Around the Web
Oliver Sacks on Learning He Has Terminal Cancer
There is said to be a Roman tradition where a victorious Roman general would parade through the streets of Rome and as he did so a servant would whisper in his ear: Respice post te! Hominem te esse memento! Memento mori!”—“Look behind you! Remember that you are but a man! Remember that you will die!” We don’t have Roman generals parading through the streets anymore, but we do have talented writers reflecting on their impending deaths in the context of their lives.
My Prescribed Life
While the anti-vaccination “movement” has gotten a lot of press recently, there are other kinds of drugs administered to children that can significantly impact their lives. This piece traces the author’s use of anti-depressants from a young age and discusses how it affected her life and her growth as a person.
Squid can recode their genetic make-up on-the-fly
From the “truth is stranger than fiction” section: “A new study showcases the first example of an animal editing its own genetic makeup on-the-fly to modify most of its proteins, enabling adjustments to its immediate surroundings.”
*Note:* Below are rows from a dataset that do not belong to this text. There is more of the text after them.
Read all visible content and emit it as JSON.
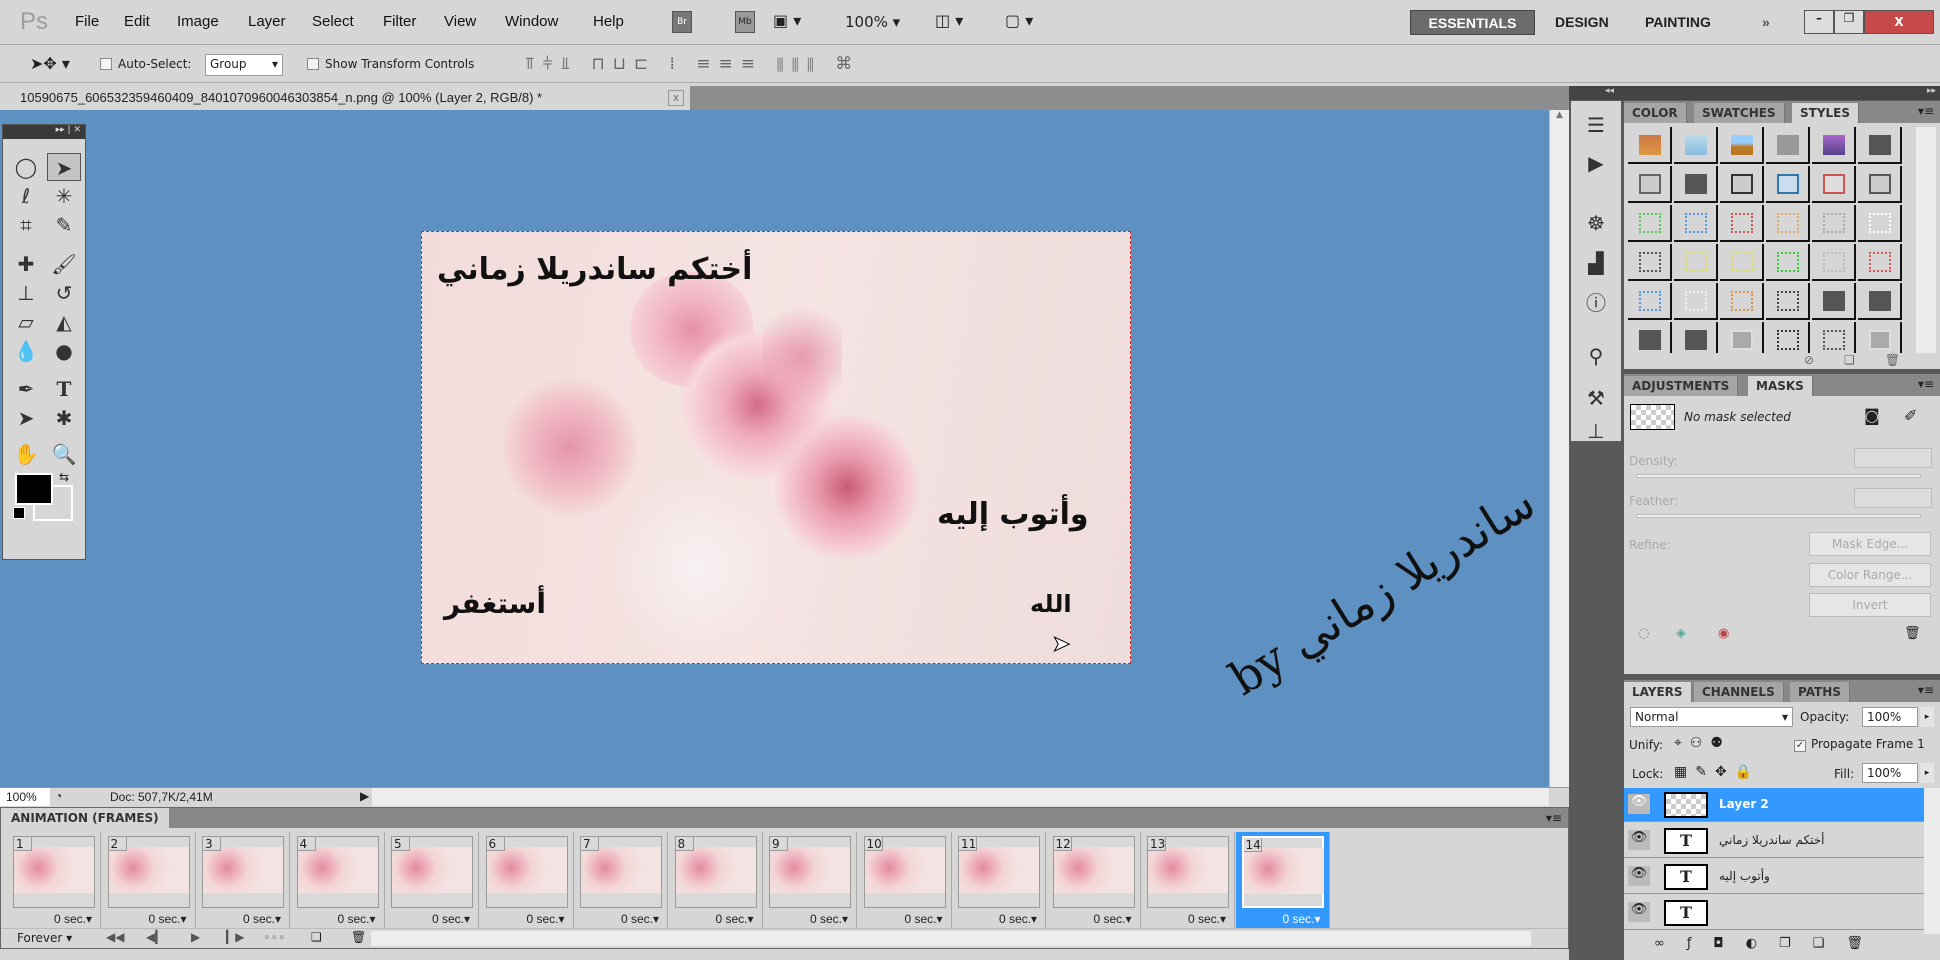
{
  "app": {
    "logo": "Ps",
    "menu": [
      "File",
      "Edit",
      "Image",
      "Layer",
      "Select",
      "Filter",
      "View",
      "Window",
      "Help"
    ],
    "bridge": "Br",
    "minibridge": "Mb",
    "zoom": "100%",
    "workspaces": [
      "ESSENTIALS",
      "DESIGN",
      "PAINTING"
    ],
    "active_workspace": "ESSENTIALS",
    "more": "»"
  },
  "options": {
    "auto_select_label": "Auto-Select:",
    "auto_select_value": "Group",
    "auto_select_checked": false,
    "transform_label": "Show Transform Controls",
    "transform_checked": false
  },
  "document": {
    "tab_title": "10590675_606532359460409_8401070960046303854_n.png @ 100% (Layer 2, RGB/8) *",
    "close": "x",
    "texts": {
      "top": "أختكم ساندريلا زماني",
      "middle": "وأتوب إليه",
      "bottom_left": "أستغفر",
      "bottom_right": "الله"
    },
    "signature": "by ساندريلا زماني"
  },
  "status": {
    "zoom": "100%",
    "doc": "Doc: 507,7K/2,41M"
  },
  "animation": {
    "title": "ANIMATION (FRAMES)",
    "loop": "Forever",
    "selected": 14,
    "frames": [
      {
        "n": "1",
        "d": "0 sec."
      },
      {
        "n": "2",
        "d": "0 sec."
      },
      {
        "n": "3",
        "d": "0 sec."
      },
      {
        "n": "4",
        "d": "0 sec."
      },
      {
        "n": "5",
        "d": "0 sec."
      },
      {
        "n": "6",
        "d": "0 sec."
      },
      {
        "n": "7",
        "d": "0 sec."
      },
      {
        "n": "8",
        "d": "0 sec."
      },
      {
        "n": "9",
        "d": "0 sec."
      },
      {
        "n": "10",
        "d": "0 sec."
      },
      {
        "n": "11",
        "d": "0 sec."
      },
      {
        "n": "12",
        "d": "0 sec."
      },
      {
        "n": "13",
        "d": "0 sec."
      },
      {
        "n": "14",
        "d": "0 sec."
      }
    ]
  },
  "styles_panel": {
    "tabs": [
      "COLOR",
      "SWATCHES",
      "STYLES"
    ],
    "active": "STYLES"
  },
  "masks_panel": {
    "tabs": [
      "ADJUSTMENTS",
      "MASKS"
    ],
    "active": "MASKS",
    "no_mask": "No mask selected",
    "density": "Density:",
    "feather": "Feather:",
    "refine": "Refine:",
    "buttons": [
      "Mask Edge...",
      "Color Range...",
      "Invert"
    ]
  },
  "layers_panel": {
    "tabs": [
      "LAYERS",
      "CHANNELS",
      "PATHS"
    ],
    "active": "LAYERS",
    "blend": "Normal",
    "opacity_label": "Opacity:",
    "opacity": "100%",
    "unify": "Unify:",
    "propagate": "Propagate Frame 1",
    "propagate_checked": true,
    "lock": "Lock:",
    "fill_label": "Fill:",
    "fill": "100%",
    "layers": [
      {
        "name": "Layer 2",
        "type": "pixel",
        "selected": true
      },
      {
        "name": "أختكم ساندريلا زماني",
        "type": "text"
      },
      {
        "name": "وأتوب إليه",
        "type": "text"
      },
      {
        "name": "",
        "type": "text"
      }
    ]
  },
  "colors": {
    "canvas_bg": "#5f90c2",
    "selection": "#3399ff",
    "foreground": "#000000",
    "background": "#d6d6d6"
  }
}
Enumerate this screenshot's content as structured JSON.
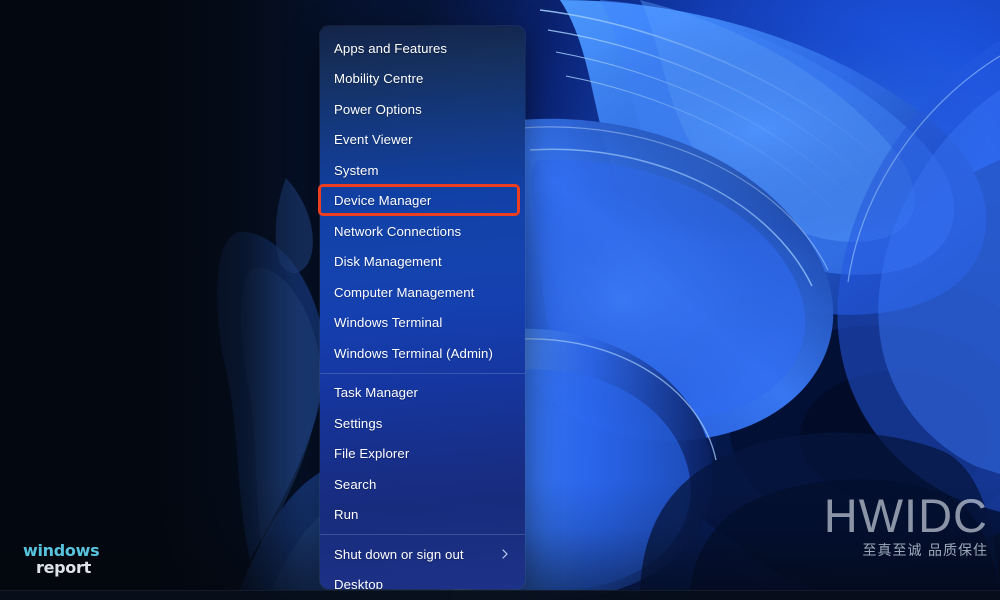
{
  "desktop": {
    "wallpaper_name": "windows-11-bloom-wallpaper",
    "taskbar_name": "taskbar"
  },
  "watermarks": {
    "windows_report": {
      "line1": "windows",
      "line2": "report",
      "line1_color": "#5fd3ef",
      "line2_color": "#f2f6fa"
    },
    "hwidc": {
      "main": "HWIDC",
      "sub": "至真至诚 品质保住"
    }
  },
  "context_menu": {
    "name": "winx-power-user-menu",
    "items": [
      {
        "label": "Apps and Features",
        "key": "apps-and-features",
        "separator_before": false,
        "submenu": false
      },
      {
        "label": "Mobility Centre",
        "key": "mobility-centre",
        "separator_before": false,
        "submenu": false
      },
      {
        "label": "Power Options",
        "key": "power-options",
        "separator_before": false,
        "submenu": false
      },
      {
        "label": "Event Viewer",
        "key": "event-viewer",
        "separator_before": false,
        "submenu": false
      },
      {
        "label": "System",
        "key": "system",
        "separator_before": false,
        "submenu": false
      },
      {
        "label": "Device Manager",
        "key": "device-manager",
        "separator_before": false,
        "submenu": false
      },
      {
        "label": "Network Connections",
        "key": "network-connections",
        "separator_before": false,
        "submenu": false
      },
      {
        "label": "Disk Management",
        "key": "disk-management",
        "separator_before": false,
        "submenu": false
      },
      {
        "label": "Computer Management",
        "key": "computer-management",
        "separator_before": false,
        "submenu": false
      },
      {
        "label": "Windows Terminal",
        "key": "windows-terminal",
        "separator_before": false,
        "submenu": false
      },
      {
        "label": "Windows Terminal (Admin)",
        "key": "windows-terminal-admin",
        "separator_before": false,
        "submenu": false
      },
      {
        "label": "Task Manager",
        "key": "task-manager",
        "separator_before": true,
        "submenu": false
      },
      {
        "label": "Settings",
        "key": "settings",
        "separator_before": false,
        "submenu": false
      },
      {
        "label": "File Explorer",
        "key": "file-explorer",
        "separator_before": false,
        "submenu": false
      },
      {
        "label": "Search",
        "key": "search",
        "separator_before": false,
        "submenu": false
      },
      {
        "label": "Run",
        "key": "run",
        "separator_before": false,
        "submenu": false
      },
      {
        "label": "Shut down or sign out",
        "key": "shut-down-or-sign-out",
        "separator_before": true,
        "submenu": true
      },
      {
        "label": "Desktop",
        "key": "desktop",
        "separator_before": false,
        "submenu": false
      }
    ]
  },
  "annotation": {
    "highlight_target": "Device Manager",
    "highlight_color": "#ec3f21"
  }
}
From the Bookshelf
The Defining Decade
As someone approaching the tail end of their twenties, a book with the tagline “Why your twenties matter and how to make the most of them now” sounds like something I should have read five years ago. Oh well, better late than never I suppose. In this book, psychologist Dr. Meg Jay explores psychology, neuroscience, sociology and economics to make a compelling case for why the twenties can be an important time for growth and development and explains how the choices made (or not made) then can affect the rest of our lives. She combines personal anecdotes, interviews with numerous twenty-somethings and a host of solid evidence to write a narrative that is often hopeful, sometimes scary, but always compelling.
BlackBerry 10 OS Vintage QNX Demo Floppy
I spent the better part of an hour today learning about QNX—a real-time operating system first developed in the 80s that sports a practical microkernel architecture, a POSIX API and forms the core of a multitude of high-availability software (including the BlackBerry 10 OS, various car software and runs Cisco IOS devices). Best of all, it fits on an old-school floppy disk, complete with GUI and a web browser. QNX represents a great technical achievement and an interesting part of computer history.